Technological Expertise and Congress

Nost public attention on Congress’s struggles to legislate has focused on partisan roadblocks — the increasingly sharp ideological divisions between the two parties and anachronistic procedural hurdles such as the Senate filibuster — that make decisive action a challenge, even during periods of unified party control.

footnote8_o0lnh008 But a related driver of congressional dysfunction is lawmakers’ shrinking access to the high-quality research and data and nonpartisan expertise needed for them to comprehend complex technical issues. In a 2016 survey, 81 percent of senior congressional staffers said that access to high-quality, nonpartisan policy expertise was “very important,” but only 24 percent were “very satisfied” with the resources available.footnote9_ydajgm09

Congress has many in-house subject matter experts. Each member has personal staff, and each committee has staff from each party. Legislators are also assisted by a number of support agencies, including the Library of Congress and the Congressional Research Service (CRS) housed therein, the Government Accountability Office (GAO), the Congressional Budget Office, and the Government Publishing Office. Yet staff levels in Congress and at its support agencies have atrophied substantially over the past several decades, primarily as a result of cuts Congress has made to its own budget.footnote10_i9mgmtn10
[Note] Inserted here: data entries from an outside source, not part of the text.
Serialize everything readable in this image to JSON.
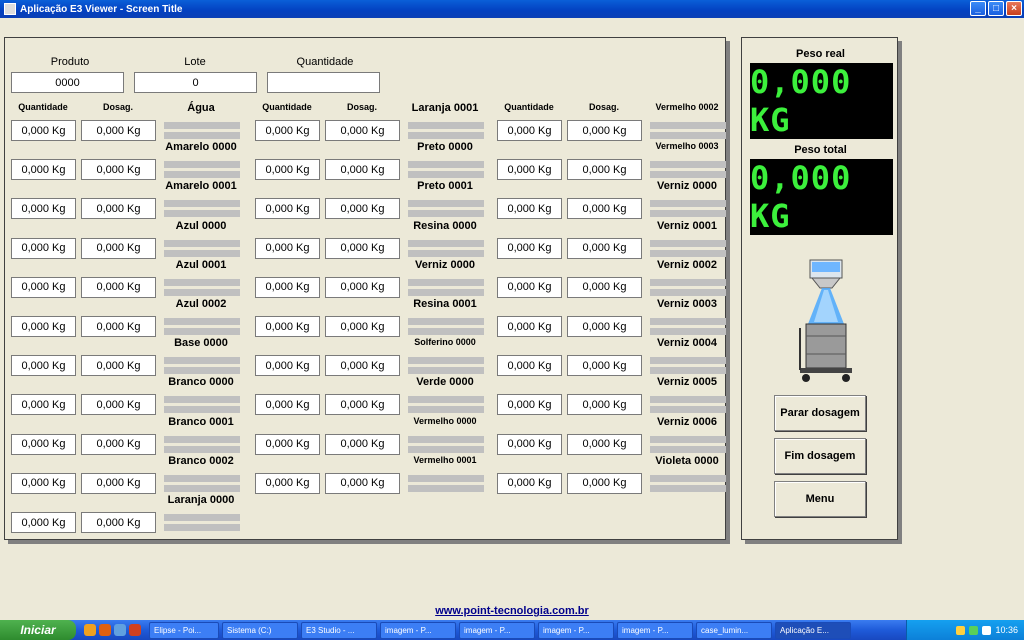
{
  "window": {
    "title": "Aplicação E3 Viewer - Screen Title",
    "buttons": [
      "_",
      "□",
      "×"
    ]
  },
  "header": {
    "produto_label": "Produto",
    "produto_value": "0000",
    "lote_label": "Lote",
    "lote_value": "0",
    "quantidade_label": "Quantidade",
    "quantidade_value": ""
  },
  "columns": [
    {
      "qty_header": "Quantidade",
      "dos_header": "Dosag.",
      "rows": [
        {
          "name": "Água",
          "qty": "0,000 Kg",
          "dos": "0,000 Kg"
        },
        {
          "name": "Amarelo 0000",
          "qty": "0,000 Kg",
          "dos": "0,000 Kg"
        },
        {
          "name": "Amarelo 0001",
          "qty": "0,000 Kg",
          "dos": "0,000 Kg"
        },
        {
          "name": "Azul 0000",
          "qty": "0,000 Kg",
          "dos": "0,000 Kg"
        },
        {
          "name": "Azul 0001",
          "qty": "0,000 Kg",
          "dos": "0,000 Kg"
        },
        {
          "name": "Azul 0002",
          "qty": "0,000 Kg",
          "dos": "0,000 Kg"
        },
        {
          "name": "Base 0000",
          "qty": "0,000 Kg",
          "dos": "0,000 Kg"
        },
        {
          "name": "Branco 0000",
          "qty": "0,000 Kg",
          "dos": "0,000 Kg"
        },
        {
          "name": "Branco 0001",
          "qty": "0,000 Kg",
          "dos": "0,000 Kg"
        },
        {
          "name": "Branco 0002",
          "qty": "0,000 Kg",
          "dos": "0,000 Kg"
        },
        {
          "name": "Laranja 0000",
          "qty": "0,000 Kg",
          "dos": "0,000 Kg"
        }
      ]
    },
    {
      "qty_header": "Quantidade",
      "dos_header": "Dosag.",
      "rows": [
        {
          "name": "Laranja 0001",
          "qty": "0,000 Kg",
          "dos": "0,000 Kg"
        },
        {
          "name": "Preto 0000",
          "qty": "0,000 Kg",
          "dos": "0,000 Kg"
        },
        {
          "name": "Preto 0001",
          "qty": "0,000 Kg",
          "dos": "0,000 Kg"
        },
        {
          "name": "Resina 0000",
          "qty": "0,000 Kg",
          "dos": "0,000 Kg"
        },
        {
          "name": "Verniz 0000",
          "qty": "0,000 Kg",
          "dos": "0,000 Kg"
        },
        {
          "name": "Resina 0001",
          "qty": "0,000 Kg",
          "dos": "0,000 Kg"
        },
        {
          "name": "Solferino 0000",
          "qty": "0,000 Kg",
          "dos": "0,000 Kg",
          "small": true
        },
        {
          "name": "Verde 0000",
          "qty": "0,000 Kg",
          "dos": "0,000 Kg"
        },
        {
          "name": "Vermelho 0000",
          "qty": "0,000 Kg",
          "dos": "0,000 Kg",
          "small": true
        },
        {
          "name": "Vermelho 0001",
          "qty": "0,000 Kg",
          "dos": "0,000 Kg",
          "small": true
        }
      ]
    },
    {
      "qty_header": "Quantidade",
      "dos_header": "Dosag.",
      "rows": [
        {
          "name": "Vermelho 0002",
          "qty": "0,000 Kg",
          "dos": "0,000 Kg",
          "small": true
        },
        {
          "name": "Vermelho 0003",
          "qty": "0,000 Kg",
          "dos": "0,000 Kg",
          "small": true
        },
        {
          "name": "Verniz 0000",
          "qty": "0,000 Kg",
          "dos": "0,000 Kg"
        },
        {
          "name": "Verniz 0001",
          "qty": "0,000 Kg",
          "dos": "0,000 Kg"
        },
        {
          "name": "Verniz 0002",
          "qty": "0,000 Kg",
          "dos": "0,000 Kg"
        },
        {
          "name": "Verniz 0003",
          "qty": "0,000 Kg",
          "dos": "0,000 Kg"
        },
        {
          "name": "Verniz 0004",
          "qty": "0,000 Kg",
          "dos": "0,000 Kg"
        },
        {
          "name": "Verniz 0005",
          "qty": "0,000 Kg",
          "dos": "0,000 Kg"
        },
        {
          "name": "Verniz 0006",
          "qty": "0,000 Kg",
          "dos": "0,000 Kg"
        },
        {
          "name": "Violeta 0000",
          "qty": "0,000 Kg",
          "dos": "0,000 Kg"
        }
      ]
    }
  ],
  "side": {
    "peso_real_label": "Peso real",
    "peso_real_value": "0,000 KG",
    "peso_total_label": "Peso total",
    "peso_total_value": "0,000 KG",
    "btn_parar": "Parar dosagem",
    "btn_fim": "Fim dosagem",
    "btn_menu": "Menu"
  },
  "footer": {
    "link": "www.point-tecnologia.com.br"
  },
  "taskbar": {
    "start": "Iniciar",
    "tasks": [
      "Elipse - Poi...",
      "Sistema (C:)",
      "E3 Studio - ...",
      "imagem - P...",
      "imagem - P...",
      "imagem - P...",
      "imagem - P...",
      "case_lumin...",
      "Aplicação E..."
    ],
    "clock": "10:36"
  },
  "colors": {
    "display_bg": "#000000",
    "display_text": "#3cf03c",
    "panel": "#ece9d8"
  }
}
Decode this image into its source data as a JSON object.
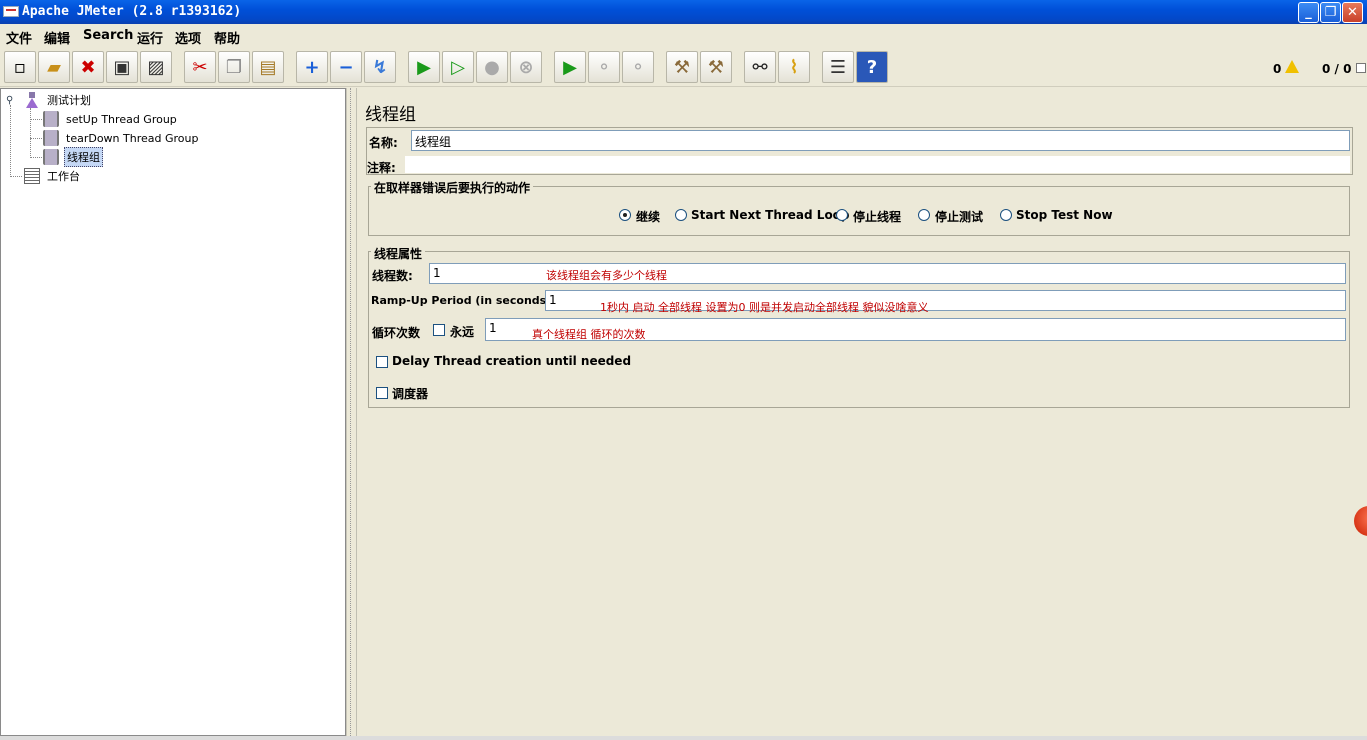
{
  "window": {
    "title": "Apache JMeter (2.8 r1393162)",
    "minimize": "_",
    "maximize": "❐",
    "close": "✕"
  },
  "menu": [
    "文件",
    "编辑",
    "Search",
    "运行",
    "选项",
    "帮助"
  ],
  "toolbar": {
    "icons": [
      "new-icon",
      "open-icon",
      "close-icon",
      "save-icon",
      "save-as-icon",
      "cut-icon",
      "copy-icon",
      "paste-icon",
      "expand-icon",
      "collapse-icon",
      "toggle-icon",
      "start-icon",
      "start-no-pause-icon",
      "stop-icon",
      "shutdown-icon",
      "remote-start-icon",
      "remote-stop-icon",
      "remote-shutdown-icon",
      "clear-icon",
      "clear-all-icon",
      "search-icon",
      "reset-search-icon",
      "function-helper-icon",
      "help-icon"
    ],
    "error_count": "0",
    "thread_count": "0 / 0"
  },
  "tree": {
    "root": "测试计划",
    "children": [
      "setUp Thread Group",
      "tearDown Thread Group",
      "线程组"
    ],
    "workbench": "工作台"
  },
  "panel": {
    "title": "线程组",
    "name_label": "名称:",
    "name_value": "线程组",
    "comment_label": "注释:",
    "sampler_error": {
      "title": "在取样器错误后要执行的动作",
      "options": [
        "继续",
        "Start Next Thread Loop",
        "停止线程",
        "停止测试",
        "Stop Test Now"
      ],
      "selected": "继续"
    },
    "thread_props": {
      "title": "线程属性",
      "threads_label": "线程数:",
      "threads_value": "1",
      "threads_note": "该线程组会有多少个线程",
      "rampup_label": "Ramp-Up Period (in seconds):",
      "rampup_value": "1",
      "rampup_note": "1秒内  启动  全部线程       设置为0  则是并发启动全部线程  貌似没啥意义",
      "loop_label": "循环次数",
      "forever_label": "永远",
      "loop_value": "1",
      "loop_note": "真个线程组  循环的次数",
      "delay_label": "Delay Thread creation until needed",
      "scheduler_label": "调度器"
    }
  }
}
Insufficient access to and absorption of high-quality, nonpartisan science and technology resources have many adverse consequences, including the allocation of billions of dollars in funding for technologies that do not work. These deficiencies also contribute to partisan gridlock because lawmakers increasingly rely on one-sided information from external sources — including those supported, directly and indirectly, by major political donors — making it harder to find common ground about basic facts and metrics for policy solutions.footnote11_4180msp11

Whether dealing with climate change, emerging AI technology, or myriad other complex issues, Congress has a need for science and technology support that continues to grow.footnote12_nbhe49x12 And while lawmakers have often issued broad statutory directives that defer to the expertise of executive branch agencies to fill in the gaps, the Supreme Court has put limits on the policymaking authority of those agencies.footnote13_3u2oaq913 Congress itself will need to legislate with more frequency and greater detail in response to complex problems. It does not have the support it needs to fulfill this responsibility.